## [Available records]

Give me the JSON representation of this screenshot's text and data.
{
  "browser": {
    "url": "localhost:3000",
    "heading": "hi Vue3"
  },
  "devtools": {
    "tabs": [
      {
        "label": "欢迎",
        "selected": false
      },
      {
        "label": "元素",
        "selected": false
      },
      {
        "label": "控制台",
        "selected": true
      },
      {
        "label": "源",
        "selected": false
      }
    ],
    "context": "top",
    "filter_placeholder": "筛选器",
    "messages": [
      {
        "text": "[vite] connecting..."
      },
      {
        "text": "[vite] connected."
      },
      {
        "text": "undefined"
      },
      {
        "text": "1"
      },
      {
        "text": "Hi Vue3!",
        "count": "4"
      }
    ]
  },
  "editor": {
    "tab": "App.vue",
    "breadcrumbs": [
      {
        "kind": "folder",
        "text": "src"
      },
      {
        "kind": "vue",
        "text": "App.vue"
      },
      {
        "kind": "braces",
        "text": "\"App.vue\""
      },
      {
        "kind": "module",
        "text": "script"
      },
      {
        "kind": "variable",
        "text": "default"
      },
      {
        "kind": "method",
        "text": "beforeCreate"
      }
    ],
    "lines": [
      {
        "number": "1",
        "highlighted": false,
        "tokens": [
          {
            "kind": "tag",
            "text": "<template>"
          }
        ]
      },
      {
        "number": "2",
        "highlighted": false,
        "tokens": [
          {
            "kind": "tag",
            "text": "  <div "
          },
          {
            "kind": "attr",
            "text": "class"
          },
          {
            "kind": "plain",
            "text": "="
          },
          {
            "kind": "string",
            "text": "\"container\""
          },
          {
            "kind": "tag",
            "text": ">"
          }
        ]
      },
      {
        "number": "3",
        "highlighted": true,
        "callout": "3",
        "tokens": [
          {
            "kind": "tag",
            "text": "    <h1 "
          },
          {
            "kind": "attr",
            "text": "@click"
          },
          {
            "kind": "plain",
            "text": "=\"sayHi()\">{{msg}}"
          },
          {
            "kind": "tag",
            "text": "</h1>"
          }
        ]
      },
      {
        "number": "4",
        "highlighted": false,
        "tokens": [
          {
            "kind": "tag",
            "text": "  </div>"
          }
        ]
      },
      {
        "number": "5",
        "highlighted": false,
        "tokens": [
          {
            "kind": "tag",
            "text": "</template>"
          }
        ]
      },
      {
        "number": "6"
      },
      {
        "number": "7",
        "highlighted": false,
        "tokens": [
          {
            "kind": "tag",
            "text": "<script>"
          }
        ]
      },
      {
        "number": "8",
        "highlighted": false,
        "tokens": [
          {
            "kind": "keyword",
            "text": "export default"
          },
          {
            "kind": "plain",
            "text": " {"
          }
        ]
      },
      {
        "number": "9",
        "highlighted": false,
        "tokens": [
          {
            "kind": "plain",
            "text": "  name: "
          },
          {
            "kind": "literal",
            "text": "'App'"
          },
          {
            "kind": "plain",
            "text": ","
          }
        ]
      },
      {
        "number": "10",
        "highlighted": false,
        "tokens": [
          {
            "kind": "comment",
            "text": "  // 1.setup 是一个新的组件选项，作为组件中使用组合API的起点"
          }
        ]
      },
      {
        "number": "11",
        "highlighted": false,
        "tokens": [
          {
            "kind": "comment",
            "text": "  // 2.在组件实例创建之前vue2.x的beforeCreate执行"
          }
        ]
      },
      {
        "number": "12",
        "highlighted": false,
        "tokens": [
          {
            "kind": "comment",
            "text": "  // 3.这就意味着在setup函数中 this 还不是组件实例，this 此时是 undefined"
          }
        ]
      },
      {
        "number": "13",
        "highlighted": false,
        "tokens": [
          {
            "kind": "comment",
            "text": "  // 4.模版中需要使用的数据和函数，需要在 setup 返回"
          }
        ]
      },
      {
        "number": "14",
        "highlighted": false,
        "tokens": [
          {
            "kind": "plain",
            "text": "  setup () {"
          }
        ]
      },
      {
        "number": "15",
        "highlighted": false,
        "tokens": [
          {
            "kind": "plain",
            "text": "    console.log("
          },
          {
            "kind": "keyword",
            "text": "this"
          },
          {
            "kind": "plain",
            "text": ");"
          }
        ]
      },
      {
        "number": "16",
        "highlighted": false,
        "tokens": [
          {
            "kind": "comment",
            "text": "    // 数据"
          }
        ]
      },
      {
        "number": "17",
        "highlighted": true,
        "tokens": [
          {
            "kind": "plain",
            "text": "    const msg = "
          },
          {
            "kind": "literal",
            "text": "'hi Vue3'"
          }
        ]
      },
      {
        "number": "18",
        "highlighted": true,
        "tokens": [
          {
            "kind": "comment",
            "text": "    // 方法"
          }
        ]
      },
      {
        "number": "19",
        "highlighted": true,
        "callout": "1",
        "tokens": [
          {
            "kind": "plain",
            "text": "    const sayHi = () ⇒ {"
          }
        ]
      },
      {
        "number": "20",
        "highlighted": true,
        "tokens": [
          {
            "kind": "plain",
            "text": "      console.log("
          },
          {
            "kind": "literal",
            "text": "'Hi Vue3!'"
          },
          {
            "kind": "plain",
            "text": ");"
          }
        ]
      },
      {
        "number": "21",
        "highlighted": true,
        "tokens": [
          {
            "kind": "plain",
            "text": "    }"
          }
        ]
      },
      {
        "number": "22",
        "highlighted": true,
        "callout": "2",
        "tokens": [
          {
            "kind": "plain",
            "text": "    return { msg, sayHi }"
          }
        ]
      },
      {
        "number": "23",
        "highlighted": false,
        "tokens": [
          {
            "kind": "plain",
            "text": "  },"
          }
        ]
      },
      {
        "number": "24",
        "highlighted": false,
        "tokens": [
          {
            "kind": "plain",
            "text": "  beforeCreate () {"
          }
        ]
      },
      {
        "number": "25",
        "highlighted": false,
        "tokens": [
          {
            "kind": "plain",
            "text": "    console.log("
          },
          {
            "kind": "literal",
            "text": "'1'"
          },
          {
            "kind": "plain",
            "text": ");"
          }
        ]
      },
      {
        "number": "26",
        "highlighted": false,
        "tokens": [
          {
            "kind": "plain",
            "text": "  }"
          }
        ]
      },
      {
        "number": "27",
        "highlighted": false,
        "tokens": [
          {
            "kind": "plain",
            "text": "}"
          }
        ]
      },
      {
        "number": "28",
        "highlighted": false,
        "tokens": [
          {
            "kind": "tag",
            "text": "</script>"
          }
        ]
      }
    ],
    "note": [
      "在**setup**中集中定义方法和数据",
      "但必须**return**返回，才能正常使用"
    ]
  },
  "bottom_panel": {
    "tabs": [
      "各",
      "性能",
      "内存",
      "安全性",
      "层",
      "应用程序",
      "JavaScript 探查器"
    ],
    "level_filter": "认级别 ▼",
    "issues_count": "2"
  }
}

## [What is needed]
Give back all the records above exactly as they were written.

## [Response to the exercise]
Give me the JSON representation of this screenshot's text and data.
{
  "browser": {
    "url": "localhost:3000",
    "heading": "hi Vue3"
  },
  "devtools": {
    "tabs": [
      {
        "label": "欢迎",
        "selected": false
      },
      {
        "label": "元素",
        "selected": false
      },
      {
        "label": "控制台",
        "selected": true
      },
      {
        "label": "源",
        "selected": false
      }
    ],
    "context": "top",
    "filter_placeholder": "筛选器",
    "messages": [
      {
        "text": "[vite] connecting..."
      },
      {
        "text": "[vite] connected."
      },
      {
        "text": "undefined"
      },
      {
        "text": "1"
      },
      {
        "text": "Hi Vue3!",
        "count": "4"
      }
    ]
  },
  "editor": {
    "tab": "App.vue",
    "breadcrumbs": [
      {
        "kind": "folder",
        "text": "src"
      },
      {
        "kind": "vue",
        "text": "App.vue"
      },
      {
        "kind": "braces",
        "text": "\"App.vue\""
      },
      {
        "kind": "module",
        "text": "script"
      },
      {
        "kind": "variable",
        "text": "default"
      },
      {
        "kind": "method",
        "text": "beforeCreate"
      }
    ],
    "lines": [
      {
        "number": "1",
        "highlighted": false,
        "tokens": [
          {
            "kind": "tag",
            "text": "<template>"
          }
        ]
      },
      {
        "number": "2",
        "highlighted": false,
        "tokens": [
          {
            "kind": "tag",
            "text": "  <div "
          },
          {
            "kind": "attr",
            "text": "class"
          },
          {
            "kind": "plain",
            "text": "="
          },
          {
            "kind": "string",
            "text": "\"container\""
          },
          {
            "kind": "tag",
            "text": ">"
          }
        ]
      },
      {
        "number": "3",
        "highlighted": true,
        "callout": "3",
        "tokens": [
          {
            "kind": "tag",
            "text": "    <h1 "
          },
          {
            "kind": "attr",
            "text": "@click"
          },
          {
            "kind": "plain",
            "text": "=\"sayHi()\">{{msg}}"
          },
          {
            "kind": "tag",
            "text": "</h1>"
          }
        ]
      },
      {
        "number": "4",
        "highlighted": false,
        "tokens": [
          {
            "kind": "tag",
            "text": "  </div>"
          }
        ]
      },
      {
        "number": "5",
        "highlighted": false,
        "tokens": [
          {
            "kind": "tag",
            "text": "</template>"
          }
        ]
      },
      {
        "number": "6"
      },
      {
        "number": "7",
        "highlighted": false,
        "tokens": [
          {
            "kind": "tag",
            "text": "<script>"
          }
        ]
      },
      {
        "number": "8",
        "highlighted": false,
        "tokens": [
          {
            "kind": "keyword",
            "text": "export default"
          },
          {
            "kind": "plain",
            "text": " {"
          }
        ]
      },
      {
        "number": "9",
        "highlighted": false,
        "tokens": [
          {
            "kind": "plain",
            "text": "  name: "
          },
          {
            "kind": "literal",
            "text": "'App'"
          },
          {
            "kind": "plain",
            "text": ","
          }
        ]
      },
      {
        "number": "10",
        "highlighted": false,
        "tokens": [
          {
            "kind": "comment",
            "text": "  // 1.setup 是一个新的组件选项，作为组件中使用组合API的起点"
          }
        ]
      },
      {
        "number": "11",
        "highlighted": false,
        "tokens": [
          {
            "kind": "comment",
            "text": "  // 2.在组件实例创建之前vue2.x的beforeCreate执行"
          }
        ]
      },
      {
        "number": "12",
        "highlighted": false,
        "tokens": [
          {
            "kind": "comment",
            "text": "  // 3.这就意味着在setup函数中 this 还不是组件实例，this 此时是 undefined"
          }
        ]
      },
      {
        "number": "13",
        "highlighted": false,
        "tokens": [
          {
            "kind": "comment",
            "text": "  // 4.模版中需要使用的数据和函数，需要在 setup 返回"
          }
        ]
      },
      {
        "number": "14",
        "highlighted": false,
        "tokens": [
          {
            "kind": "plain",
            "text": "  setup () {"
          }
        ]
      },
      {
        "number": "15",
        "highlighted": false,
        "tokens": [
          {
            "kind": "plain",
            "text": "    console.log("
          },
          {
            "kind": "keyword",
            "text": "this"
          },
          {
            "kind": "plain",
            "text": ");"
          }
        ]
      },
      {
        "number": "16",
        "highlighted": false,
        "tokens": [
          {
            "kind": "comment",
            "text": "    // 数据"
          }
        ]
      },
      {
        "number": "17",
        "highlighted": true,
        "tokens": [
          {
            "kind": "plain",
            "text": "    const msg = "
          },
          {
            "kind": "literal",
            "text": "'hi Vue3'"
          }
        ]
      },
      {
        "number": "18",
        "highlighted": true,
        "tokens": [
          {
            "kind": "comment",
            "text": "    // 方法"
          }
        ]
      },
      {
        "number": "19",
        "highlighted": true,
        "callout": "1",
        "tokens": [
          {
            "kind": "plain",
            "text": "    const sayHi = () ⇒ {"
          }
        ]
      },
      {
        "number": "20",
        "highlighted": true,
        "tokens": [
          {
            "kind": "plain",
            "text": "      console.log("
          },
          {
            "kind": "literal",
            "text": "'Hi Vue3!'"
          },
          {
            "kind": "plain",
            "text": ");"
          }
        ]
      },
      {
        "number": "21",
        "highlighted": true,
        "tokens": [
          {
            "kind": "plain",
            "text": "    }"
          }
        ]
      },
      {
        "number": "22",
        "highlighted": true,
        "callout": "2",
        "tokens": [
          {
            "kind": "plain",
            "text": "    return { msg, sayHi }"
          }
        ]
      },
      {
        "number": "23",
        "highlighted": false,
        "tokens": [
          {
            "kind": "plain",
            "text": "  },"
          }
        ]
      },
      {
        "number": "24",
        "highlighted": false,
        "tokens": [
          {
            "kind": "plain",
            "text": "  beforeCreate () {"
          }
        ]
      },
      {
        "number": "25",
        "highlighted": false,
        "tokens": [
          {
            "kind": "plain",
            "text": "    console.log("
          },
          {
            "kind": "literal",
            "text": "'1'"
          },
          {
            "kind": "plain",
            "text": ");"
          }
        ]
      },
      {
        "number": "26",
        "highlighted": false,
        "tokens": [
          {
            "kind": "plain",
            "text": "  }"
          }
        ]
      },
      {
        "number": "27",
        "highlighted": false,
        "tokens": [
          {
            "kind": "plain",
            "text": "}"
          }
        ]
      },
      {
        "number": "28",
        "highlighted": false,
        "tokens": [
          {
            "kind": "tag",
            "text": "</script>"
          }
        ]
      }
    ],
    "note": [
      "在**setup**中集中定义方法和数据",
      "但必须**return**返回，才能正常使用"
    ]
  },
  "bottom_panel": {
    "tabs": [
      "各",
      "性能",
      "内存",
      "安全性",
      "层",
      "应用程序",
      "JavaScript 探查器"
    ],
    "level_filter": "认级别 ▼",
    "issues_count": "2"
  }
}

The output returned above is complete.